Civil society organisations on Wednesday announced a People’s Tribunal on Economic Crime to be held in Johannesburg in November. The state’s not willing to act, but someone has to. Such tribunals have been successful before and this one could provide a record of evidence for future leaders to prosecute the corrupt. By GREG NICOLSON.
In 2000, civil society organisations across Asia convened a tribunal to hear testimony and offer a form of accountability to the women forced into sexual slavery by the Japanese Imperial Army in World War II.
In 2016, an international panel of judges, led by South Africa’s Justice Zak Yacoob, found that mass killings in Indonesia in 1965 perpetrated by military death squads were a crime against humanity and that governments in Australia, the United Kingdom and United States were complicit.
Both tribunals revealed important information on the atrocities. Neither was established by the governments in question.
In the same spirit, South African civil society organisations have established a people’s tribunal on economic crime in the country, with the first hearings to take place in Johannesburg in November. The organisers believe state institutions have failed to investigate allegations of corruption and state capture and that a record-gathering exercise that will take evidence and hear testimony will prove to be crucial to future efforts to hold those accused of economic crimes accountable.

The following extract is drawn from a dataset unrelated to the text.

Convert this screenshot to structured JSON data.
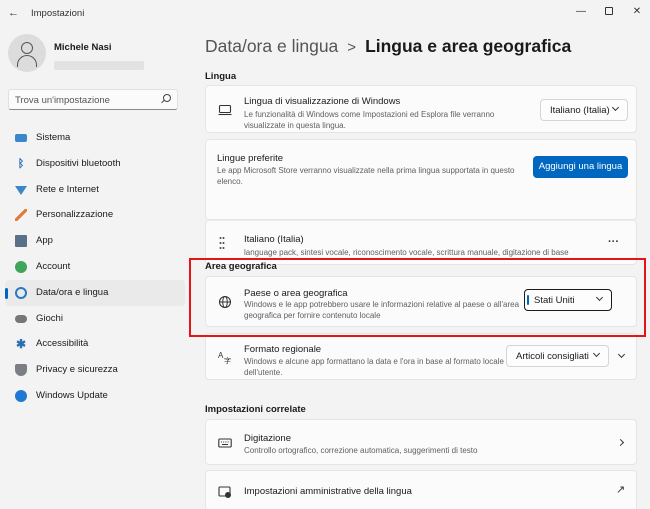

The first hearings, to be held over five days, will focus on the arms trade. The tribunal has called for submissions on three issues related to the arms trade: alleged breaches of local and international laws by those who broke the arms embargo and helped bring weapons into South Africa between 1977 and 1994; breaches of the law by corporations and individuals in the 1999 Arms Deal; and, breaches of the law relating to the current workings of arms parastatal Denel and its role in state capture.
“The People’s Tribunal is organised by citizens, and is not a statutory body,” said a statement released on Wednesday. “Members of the public can submit evidence, which will be introduced and examined by a small team of evidence leaders. A panel of seven adjudicators will consider these submissions and make a written report that will be presented to the public.”
The deadline for submissions is 22 October and further information is available online.
The tribunal is being organised by a range of civil society organisations including Centre for Applied Legal Studies (CALS), Corruption Watch, Foundation for Human Rights, Open Secrets, Public Affairs Research Institute, Right2Know Campaign and the South African Council of Churches (SACC).
Michael Marchant from Open Secrets, which has recently published a series in Daily Maverick on apartheid corruption, said it was necessary to join the dots between past and present corruption. He argued that the only way to understand the present malfeasance in government was to draw the historical links, through evidence, to apartheid-era corruption.
There is a need to explain what is happening now and how we got here, explained Marchant.
Hennie van Vuuren, who is the director of Open Secrets and recently authored Apartheid, Guns and Money: A Tale of Profit, said the tribunal will try to fill in some of the gaps in the tale of state failure.
The People’s Tribunal on Economic Crime has been established separately from government and therefore does not have the same powers of subpoena or the same enforceable consequences as would a commission of inquiry established by the president.
“We don’t have the power to hold people accountable, but gathering evidence is important,” said Marchant. He said that establishing a record of wrongdoing could be important to future generations as new opportunities arise. The current government shows little willingness to investigate or prosecute such crimes, but as new dispensations come into administration there may be a time when the findings from the tribunal can be acted upon.
Speaking on those accused of breaking the arms embargo and facilitating the illegal supply of weapons into South Africa between 1977 and 1994, Van Vuuren said such individuals can be charged if the National Prosecuting Authority is willing to act. He said the statute of limitations on such charges may not apply considering the gravity of the crimes.
The tribunals regarding Japan and Indonesia, while organised outside of government structures, had a huge impact on the world’s understanding of the crimes committed decades ago. More recently, SECTION27 organised public hearings and prepared a report on the crisis in emergency medical services in the Eastern Cape. That public inquiry allowed those affected by the lack of emergency health services to share their stories and the report clearly outlined the crisis and what needed to be done.
There’s been an increased focus on apartheid crimes recently. The “white minority capital” narrative has often brought up the seriousness of unpunished apartheid economic crimes to justify the current looting. There have been calls for an inquiry into state capture by businesses both in the apartheid and democratic eras. The recent reopening of the inquiry into Ahmed Timol’s 1971 death at Johannesburg’s John Vorster Square police station has highlighted the need to delve into the brutality of the past.
Starting with the arms trade, the people’s inquiry could provide crucial evidence and links between apartheid and democratic-era commercial crimes. South Africa’s state institutions have been captured, but not for the first time. We need to know how we got here. DM
Photo: Andrew Yardley/(Unsplash)